■ What you have to do
Keep only the lines of the data below that contain "this", and copy them.

■ Dataset
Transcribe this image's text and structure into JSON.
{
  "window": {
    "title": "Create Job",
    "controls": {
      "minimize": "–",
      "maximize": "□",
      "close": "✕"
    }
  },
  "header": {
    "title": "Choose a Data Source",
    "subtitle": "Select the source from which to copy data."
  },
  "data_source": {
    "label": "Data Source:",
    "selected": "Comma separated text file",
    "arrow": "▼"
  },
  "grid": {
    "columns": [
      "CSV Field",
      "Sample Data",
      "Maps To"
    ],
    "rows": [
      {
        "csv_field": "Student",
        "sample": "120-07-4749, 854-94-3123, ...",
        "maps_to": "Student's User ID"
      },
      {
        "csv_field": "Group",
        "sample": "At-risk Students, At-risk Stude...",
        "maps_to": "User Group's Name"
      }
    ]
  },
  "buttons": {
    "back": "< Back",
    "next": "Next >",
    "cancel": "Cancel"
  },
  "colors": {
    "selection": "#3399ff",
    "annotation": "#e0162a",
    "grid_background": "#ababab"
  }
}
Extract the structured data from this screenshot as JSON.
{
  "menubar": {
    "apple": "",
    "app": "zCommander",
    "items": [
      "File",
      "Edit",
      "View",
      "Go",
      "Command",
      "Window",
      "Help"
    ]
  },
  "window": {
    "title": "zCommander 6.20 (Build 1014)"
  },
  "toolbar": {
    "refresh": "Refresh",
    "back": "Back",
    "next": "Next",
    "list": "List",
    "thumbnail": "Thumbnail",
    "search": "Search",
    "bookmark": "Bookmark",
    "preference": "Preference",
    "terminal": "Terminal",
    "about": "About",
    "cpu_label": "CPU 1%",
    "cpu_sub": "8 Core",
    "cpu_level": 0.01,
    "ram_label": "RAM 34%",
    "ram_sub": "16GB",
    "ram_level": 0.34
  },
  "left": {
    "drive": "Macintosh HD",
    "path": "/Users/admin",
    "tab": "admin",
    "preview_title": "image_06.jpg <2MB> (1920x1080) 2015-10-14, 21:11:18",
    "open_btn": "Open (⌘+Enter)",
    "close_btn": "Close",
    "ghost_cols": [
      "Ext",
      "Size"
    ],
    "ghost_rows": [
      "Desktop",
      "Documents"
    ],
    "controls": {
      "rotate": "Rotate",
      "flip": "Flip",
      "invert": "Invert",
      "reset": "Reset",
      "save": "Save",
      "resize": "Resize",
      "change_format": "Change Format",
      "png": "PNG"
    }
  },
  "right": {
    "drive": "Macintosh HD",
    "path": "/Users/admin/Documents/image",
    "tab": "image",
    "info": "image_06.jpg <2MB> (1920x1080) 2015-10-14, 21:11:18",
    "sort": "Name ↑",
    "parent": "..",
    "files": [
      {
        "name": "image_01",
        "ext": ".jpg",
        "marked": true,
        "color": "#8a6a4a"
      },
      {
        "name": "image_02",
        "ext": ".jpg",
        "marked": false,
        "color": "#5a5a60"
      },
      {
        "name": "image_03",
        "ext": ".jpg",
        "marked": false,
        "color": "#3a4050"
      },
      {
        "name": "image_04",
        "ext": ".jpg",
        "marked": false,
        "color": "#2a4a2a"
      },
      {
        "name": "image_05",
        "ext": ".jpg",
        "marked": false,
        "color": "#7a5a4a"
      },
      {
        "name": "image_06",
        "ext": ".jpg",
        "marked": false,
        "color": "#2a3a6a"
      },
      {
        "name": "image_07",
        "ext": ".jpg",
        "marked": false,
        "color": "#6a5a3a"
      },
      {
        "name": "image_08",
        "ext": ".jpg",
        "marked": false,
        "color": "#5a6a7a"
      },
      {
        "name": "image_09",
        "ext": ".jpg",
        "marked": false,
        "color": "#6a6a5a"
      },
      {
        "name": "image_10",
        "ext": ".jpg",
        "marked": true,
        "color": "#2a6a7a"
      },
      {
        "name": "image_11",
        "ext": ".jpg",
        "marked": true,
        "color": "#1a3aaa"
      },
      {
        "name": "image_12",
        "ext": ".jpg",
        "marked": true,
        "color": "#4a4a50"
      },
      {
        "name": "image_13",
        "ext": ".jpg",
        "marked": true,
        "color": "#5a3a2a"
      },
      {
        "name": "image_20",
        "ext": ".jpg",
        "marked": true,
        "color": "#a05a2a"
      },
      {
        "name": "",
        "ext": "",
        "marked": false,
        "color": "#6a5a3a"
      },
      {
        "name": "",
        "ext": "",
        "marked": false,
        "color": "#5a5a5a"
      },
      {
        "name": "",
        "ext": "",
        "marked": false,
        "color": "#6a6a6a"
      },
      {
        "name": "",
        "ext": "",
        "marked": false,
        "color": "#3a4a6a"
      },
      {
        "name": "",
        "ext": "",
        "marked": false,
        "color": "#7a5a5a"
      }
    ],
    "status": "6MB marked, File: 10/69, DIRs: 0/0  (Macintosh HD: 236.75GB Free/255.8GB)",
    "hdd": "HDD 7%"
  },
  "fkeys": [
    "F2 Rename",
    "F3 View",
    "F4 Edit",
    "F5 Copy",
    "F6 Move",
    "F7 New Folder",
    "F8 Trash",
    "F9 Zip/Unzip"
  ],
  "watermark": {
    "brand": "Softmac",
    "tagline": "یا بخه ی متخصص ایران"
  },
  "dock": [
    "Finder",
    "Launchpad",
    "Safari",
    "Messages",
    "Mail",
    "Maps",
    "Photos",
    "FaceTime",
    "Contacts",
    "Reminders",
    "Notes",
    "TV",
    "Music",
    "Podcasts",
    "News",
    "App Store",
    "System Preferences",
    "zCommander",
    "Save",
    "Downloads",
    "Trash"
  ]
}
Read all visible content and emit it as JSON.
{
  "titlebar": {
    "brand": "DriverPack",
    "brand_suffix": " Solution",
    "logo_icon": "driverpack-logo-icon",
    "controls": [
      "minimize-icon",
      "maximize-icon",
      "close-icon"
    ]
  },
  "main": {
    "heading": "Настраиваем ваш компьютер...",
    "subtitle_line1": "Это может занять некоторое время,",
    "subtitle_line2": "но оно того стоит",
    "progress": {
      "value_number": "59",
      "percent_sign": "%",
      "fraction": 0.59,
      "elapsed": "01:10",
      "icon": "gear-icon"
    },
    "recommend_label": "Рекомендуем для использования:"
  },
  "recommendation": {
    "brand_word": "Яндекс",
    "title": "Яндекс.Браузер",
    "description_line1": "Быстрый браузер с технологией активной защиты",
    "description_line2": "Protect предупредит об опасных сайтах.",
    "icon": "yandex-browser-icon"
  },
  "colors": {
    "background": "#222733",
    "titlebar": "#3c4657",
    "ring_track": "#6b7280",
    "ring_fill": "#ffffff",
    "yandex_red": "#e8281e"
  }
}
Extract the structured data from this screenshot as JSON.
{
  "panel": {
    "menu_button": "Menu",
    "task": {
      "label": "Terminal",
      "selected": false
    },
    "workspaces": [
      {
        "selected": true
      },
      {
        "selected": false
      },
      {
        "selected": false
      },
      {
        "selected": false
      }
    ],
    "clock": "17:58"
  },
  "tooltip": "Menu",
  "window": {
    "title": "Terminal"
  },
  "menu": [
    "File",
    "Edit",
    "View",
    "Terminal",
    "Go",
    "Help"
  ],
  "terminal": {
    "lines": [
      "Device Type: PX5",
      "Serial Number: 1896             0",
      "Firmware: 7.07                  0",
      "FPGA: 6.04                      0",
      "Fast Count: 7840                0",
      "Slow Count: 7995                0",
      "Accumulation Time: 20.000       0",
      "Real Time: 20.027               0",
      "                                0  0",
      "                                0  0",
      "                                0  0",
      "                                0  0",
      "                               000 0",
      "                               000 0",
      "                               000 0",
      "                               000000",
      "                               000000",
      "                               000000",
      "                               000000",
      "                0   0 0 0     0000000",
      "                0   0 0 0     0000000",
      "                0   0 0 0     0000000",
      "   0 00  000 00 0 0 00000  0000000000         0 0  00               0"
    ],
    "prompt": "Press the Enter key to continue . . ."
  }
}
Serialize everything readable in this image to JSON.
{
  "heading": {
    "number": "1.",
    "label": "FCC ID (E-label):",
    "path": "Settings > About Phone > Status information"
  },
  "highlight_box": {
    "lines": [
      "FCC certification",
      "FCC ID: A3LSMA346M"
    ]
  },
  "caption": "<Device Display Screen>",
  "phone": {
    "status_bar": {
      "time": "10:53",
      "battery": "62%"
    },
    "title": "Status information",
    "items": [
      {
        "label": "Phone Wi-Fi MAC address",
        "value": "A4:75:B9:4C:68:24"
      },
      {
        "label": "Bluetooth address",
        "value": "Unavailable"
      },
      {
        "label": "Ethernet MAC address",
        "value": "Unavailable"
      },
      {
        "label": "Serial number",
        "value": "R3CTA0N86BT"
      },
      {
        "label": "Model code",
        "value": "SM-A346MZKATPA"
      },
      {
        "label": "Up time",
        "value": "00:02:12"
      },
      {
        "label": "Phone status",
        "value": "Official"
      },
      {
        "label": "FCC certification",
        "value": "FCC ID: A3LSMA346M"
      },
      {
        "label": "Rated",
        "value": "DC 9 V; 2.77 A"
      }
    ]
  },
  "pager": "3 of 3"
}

■ Response to the exercise
Transcribe this image's text and structure into JSON.
Extract the structured data from this screenshot as JSON.
Extract the structured data from this screenshot as JSON.
Serialize everything readable in this image to JSON.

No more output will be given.